|US20120137616 *||Jun 16, 2010||Jun 7, 2012||Katsuhiko Yamaji||Awning-member molded article and awning|
|USD642447||Aug 2, 2011||Michael Bucci||Device for supporting an object|
|USD649435||Nov 29, 2011||Michael Bucci||Device for supporting an object|
|USD652709||Jan 24, 2012||Michael Bucci||Device for supporting an object|
|USD657659||Apr 17, 2012||Michael Bucci||Device for supporting an object|
|USD660685||May 29, 2012||Michael Bucci||Device for supporting an object|
|USD668933||Oct 16, 2012||Michael Bucci||Device for supporting an object|
|USD669760||Oct 30, 2012||Michael Bucci||Device for supporting an object|
|USD672222||Dec 11, 2012||Michael Bucci||Device for supporting an object|
|U.S. Classification||446/70, 446/125, 249/83, 446/85|

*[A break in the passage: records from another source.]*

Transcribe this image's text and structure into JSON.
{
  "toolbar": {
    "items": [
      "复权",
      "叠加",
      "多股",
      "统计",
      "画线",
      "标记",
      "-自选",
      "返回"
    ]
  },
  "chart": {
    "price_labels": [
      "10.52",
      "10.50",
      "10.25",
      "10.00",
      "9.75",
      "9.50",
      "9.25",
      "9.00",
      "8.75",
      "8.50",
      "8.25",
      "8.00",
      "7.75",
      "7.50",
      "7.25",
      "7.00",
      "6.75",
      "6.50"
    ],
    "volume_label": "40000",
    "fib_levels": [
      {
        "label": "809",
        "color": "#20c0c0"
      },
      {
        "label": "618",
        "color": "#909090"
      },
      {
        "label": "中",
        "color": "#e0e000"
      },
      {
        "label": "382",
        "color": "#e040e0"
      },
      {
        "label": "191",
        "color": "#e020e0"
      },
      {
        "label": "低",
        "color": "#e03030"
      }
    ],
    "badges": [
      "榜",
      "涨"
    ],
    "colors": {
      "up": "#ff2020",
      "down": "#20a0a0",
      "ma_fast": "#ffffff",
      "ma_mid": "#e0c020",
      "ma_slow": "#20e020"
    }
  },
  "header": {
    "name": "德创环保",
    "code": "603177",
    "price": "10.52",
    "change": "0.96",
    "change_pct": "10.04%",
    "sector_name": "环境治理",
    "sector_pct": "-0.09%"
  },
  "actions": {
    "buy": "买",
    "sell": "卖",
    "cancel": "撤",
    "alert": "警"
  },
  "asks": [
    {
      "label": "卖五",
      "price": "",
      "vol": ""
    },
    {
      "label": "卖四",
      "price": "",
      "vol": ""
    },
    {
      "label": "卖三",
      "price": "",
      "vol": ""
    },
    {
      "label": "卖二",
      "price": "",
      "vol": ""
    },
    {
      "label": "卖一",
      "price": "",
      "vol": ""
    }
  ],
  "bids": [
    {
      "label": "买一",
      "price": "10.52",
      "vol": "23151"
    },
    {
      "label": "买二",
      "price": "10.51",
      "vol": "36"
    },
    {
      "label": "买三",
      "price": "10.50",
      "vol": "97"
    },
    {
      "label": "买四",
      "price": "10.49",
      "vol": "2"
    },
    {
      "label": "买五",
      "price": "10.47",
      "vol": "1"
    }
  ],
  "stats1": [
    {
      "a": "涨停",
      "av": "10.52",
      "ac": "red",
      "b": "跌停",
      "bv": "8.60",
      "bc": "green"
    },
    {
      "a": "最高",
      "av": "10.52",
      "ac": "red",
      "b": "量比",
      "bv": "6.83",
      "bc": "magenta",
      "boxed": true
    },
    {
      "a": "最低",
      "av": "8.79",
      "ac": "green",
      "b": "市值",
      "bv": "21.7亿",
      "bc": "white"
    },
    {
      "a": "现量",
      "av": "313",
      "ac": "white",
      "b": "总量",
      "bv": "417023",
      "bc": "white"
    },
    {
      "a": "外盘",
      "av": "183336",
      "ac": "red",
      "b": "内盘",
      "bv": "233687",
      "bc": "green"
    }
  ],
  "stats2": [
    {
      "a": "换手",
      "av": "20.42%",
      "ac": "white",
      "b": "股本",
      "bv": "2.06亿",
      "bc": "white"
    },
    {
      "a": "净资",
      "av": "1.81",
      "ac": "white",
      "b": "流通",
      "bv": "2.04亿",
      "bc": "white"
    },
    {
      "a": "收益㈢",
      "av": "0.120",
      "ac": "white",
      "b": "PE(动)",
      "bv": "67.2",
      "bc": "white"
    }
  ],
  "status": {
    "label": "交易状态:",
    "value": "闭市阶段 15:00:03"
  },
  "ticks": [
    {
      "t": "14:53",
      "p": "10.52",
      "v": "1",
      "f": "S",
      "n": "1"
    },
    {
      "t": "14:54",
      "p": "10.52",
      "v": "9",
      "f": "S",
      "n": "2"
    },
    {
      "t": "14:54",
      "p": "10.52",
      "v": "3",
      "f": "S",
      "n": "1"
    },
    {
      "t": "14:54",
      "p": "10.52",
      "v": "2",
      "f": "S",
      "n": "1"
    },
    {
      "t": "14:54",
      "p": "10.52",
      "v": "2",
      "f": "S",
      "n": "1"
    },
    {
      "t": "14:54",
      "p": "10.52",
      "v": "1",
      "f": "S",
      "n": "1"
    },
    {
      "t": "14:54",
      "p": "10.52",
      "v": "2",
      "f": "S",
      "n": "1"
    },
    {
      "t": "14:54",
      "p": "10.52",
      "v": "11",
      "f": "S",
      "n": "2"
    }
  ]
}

|Nov 6, 2002||REMI||Maintenance fee reminder mailed|
|Apr 21, 2003||REIN||Reinstatement after maintenance fee payment confirmed|
|Jun 17, 2003||FPAY||Fee payment|
Year of fee payment: 4
|Jun 17, 2003||SULP||Surcharge for late payment|
|Jun 17, 2003||FP||Expired due to failure to pay maintenance fee|
Effective date: 20030420
|Jun 23, 2003||PRDP||Patent reinstated due to the acceptance of a late maintenance fee|
Effective date: 20030624
|Nov 8, 2006||REMI||Maintenance fee reminder mailed|
|Apr 24, 2007||FPAY||Fee payment|
Year of fee payment: 8
|Apr 24, 2007||SULP||Surcharge for late payment|
Year of fee payment: 7
|Nov 22, 2010||REMI||Maintenance fee reminder mailed|
|Apr 20, 2011||LAPS||Lapse for failure to pay maintenance fees|
|Jun 7, 2011||FP||Expired due to failure to pay maintenance fee|
Effective date: 20110420